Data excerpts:
-------------------------

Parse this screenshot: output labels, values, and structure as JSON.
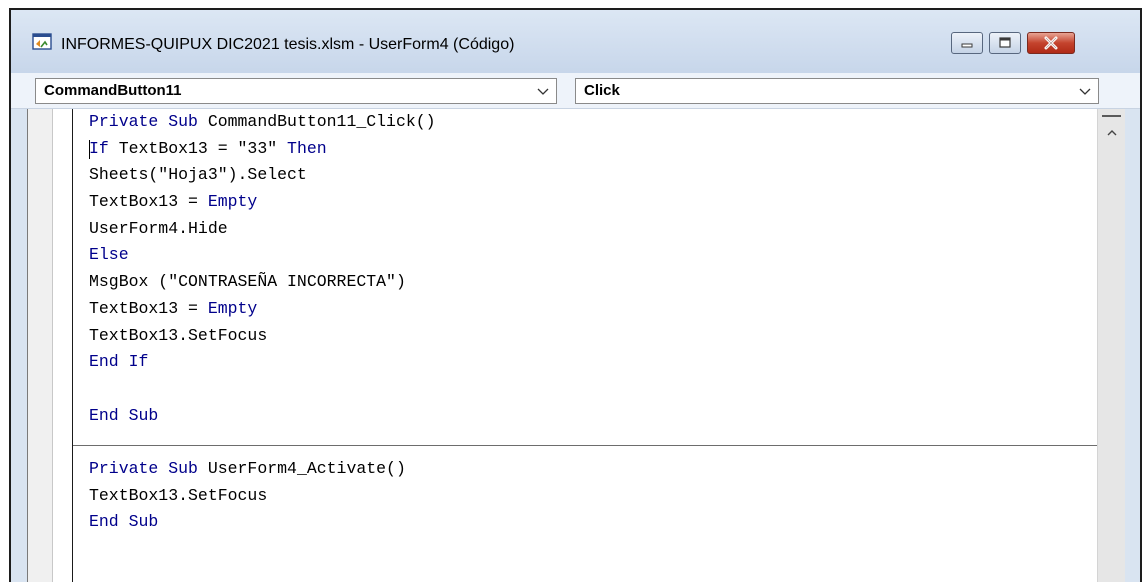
{
  "window": {
    "title": "INFORMES-QUIPUX DIC2021 tesis.xlsm - UserForm4 (Código)",
    "icon": "vba-code-window-icon",
    "controls": {
      "minimize_icon": "minimize-icon",
      "maximize_icon": "maximize-icon",
      "close_icon": "close-icon"
    }
  },
  "toolbar": {
    "object_dropdown": {
      "value": "CommandButton11"
    },
    "procedure_dropdown": {
      "value": "Click"
    }
  },
  "code": {
    "proc1": {
      "line1": {
        "kw1": "Private Sub",
        "rest": " CommandButton11_Click()"
      },
      "line2": {
        "kw1": "If",
        "mid": " TextBox13 = \"33\" ",
        "kw2": "Then"
      },
      "line3": {
        "text": "Sheets(\"Hoja3\").Select"
      },
      "line4": {
        "pre": "TextBox13 = ",
        "kw": "Empty"
      },
      "line5": {
        "text": "UserForm4.Hide"
      },
      "line6": {
        "kw": "Else"
      },
      "line7": {
        "text": "MsgBox (\"CONTRASEÑA INCORRECTA\")"
      },
      "line8": {
        "pre": "TextBox13 = ",
        "kw": "Empty"
      },
      "line9": {
        "text": "TextBox13.SetFocus"
      },
      "line10": {
        "kw": "End If"
      },
      "line11": {
        "text": ""
      },
      "line12": {
        "kw": "End Sub"
      }
    },
    "proc2": {
      "line1": {
        "kw1": "Private Sub",
        "rest": " UserForm4_Activate()"
      },
      "line2": {
        "text": "TextBox13.SetFocus"
      },
      "line3": {
        "kw": "End Sub"
      }
    }
  },
  "colors": {
    "keyword": "#00008b",
    "text": "#000000",
    "title_bar": "#d9e4f1",
    "close_button": "#c4432d"
  }
}
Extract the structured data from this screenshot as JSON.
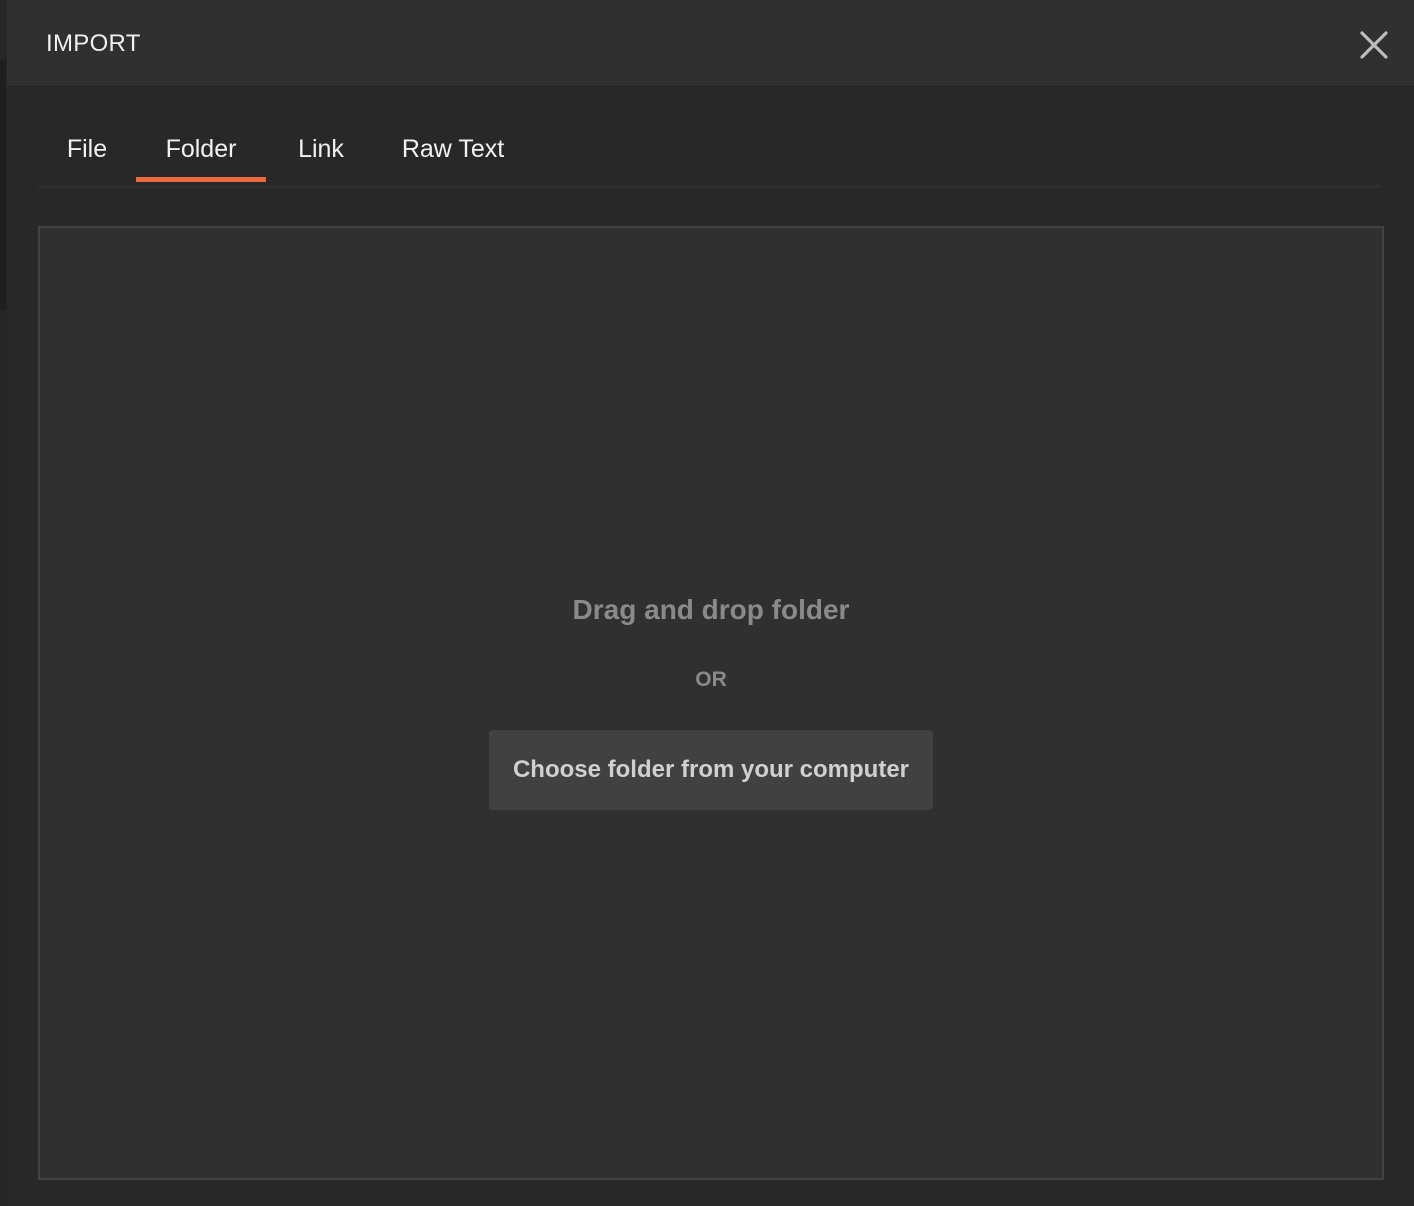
{
  "modal": {
    "title": "IMPORT",
    "close_icon": "close-icon"
  },
  "tabs": [
    {
      "label": "File",
      "active": false
    },
    {
      "label": "Folder",
      "active": true
    },
    {
      "label": "Link",
      "active": false
    },
    {
      "label": "Raw Text",
      "active": false
    }
  ],
  "dropzone": {
    "title": "Drag and drop folder",
    "or_text": "OR",
    "button_label": "Choose folder from your computer"
  },
  "colors": {
    "accent": "#e8693d",
    "background": "#282828",
    "header": "#303030",
    "dropzone": "#303030",
    "button": "#414141"
  }
}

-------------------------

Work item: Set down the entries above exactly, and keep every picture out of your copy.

Solved problem:
Parse this screenshot: output labels, values, and structure as JSON.
{
  "window": {
    "title": "INFORMES-QUIPUX DIC2021 tesis.xlsm - UserForm4 (Código)",
    "icon": "vba-code-window-icon",
    "controls": {
      "minimize_icon": "minimize-icon",
      "maximize_icon": "maximize-icon",
      "close_icon": "close-icon"
    }
  },
  "toolbar": {
    "object_dropdown": {
      "value": "CommandButton11"
    },
    "procedure_dropdown": {
      "value": "Click"
    }
  },
  "code": {
    "proc1": {
      "line1": {
        "kw1": "Private Sub",
        "rest": " CommandButton11_Click()"
      },
      "line2": {
        "kw1": "If",
        "mid": " TextBox13 = \"33\" ",
        "kw2": "Then"
      },
      "line3": {
        "text": "Sheets(\"Hoja3\").Select"
      },
      "line4": {
        "pre": "TextBox13 = ",
        "kw": "Empty"
      },
      "line5": {
        "text": "UserForm4.Hide"
      },
      "line6": {
        "kw": "Else"
      },
      "line7": {
        "text": "MsgBox (\"CONTRASEÑA INCORRECTA\")"
      },
      "line8": {
        "pre": "TextBox13 = ",
        "kw": "Empty"
      },
      "line9": {
        "text": "TextBox13.SetFocus"
      },
      "line10": {
        "kw": "End If"
      },
      "line11": {
        "text": ""
      },
      "line12": {
        "kw": "End Sub"
      }
    },
    "proc2": {
      "line1": {
        "kw1": "Private Sub",
        "rest": " UserForm4_Activate()"
      },
      "line2": {
        "text": "TextBox13.SetFocus"
      },
      "line3": {
        "kw": "End Sub"
      }
    }
  },
  "colors": {
    "keyword": "#00008b",
    "text": "#000000",
    "title_bar": "#d9e4f1",
    "close_button": "#c4432d"
  }
}
Extract the structured data from this screenshot as JSON.
{
  "modal": {
    "title": "IMPORT",
    "close_icon": "close-icon"
  },
  "tabs": [
    {
      "label": "File",
      "active": false
    },
    {
      "label": "Folder",
      "active": true
    },
    {
      "label": "Link",
      "active": false
    },
    {
      "label": "Raw Text",
      "active": false
    }
  ],
  "dropzone": {
    "title": "Drag and drop folder",
    "or_text": "OR",
    "button_label": "Choose folder from your computer"
  },
  "colors": {
    "accent": "#e8693d",
    "background": "#282828",
    "header": "#303030",
    "dropzone": "#303030",
    "button": "#414141"
  }
}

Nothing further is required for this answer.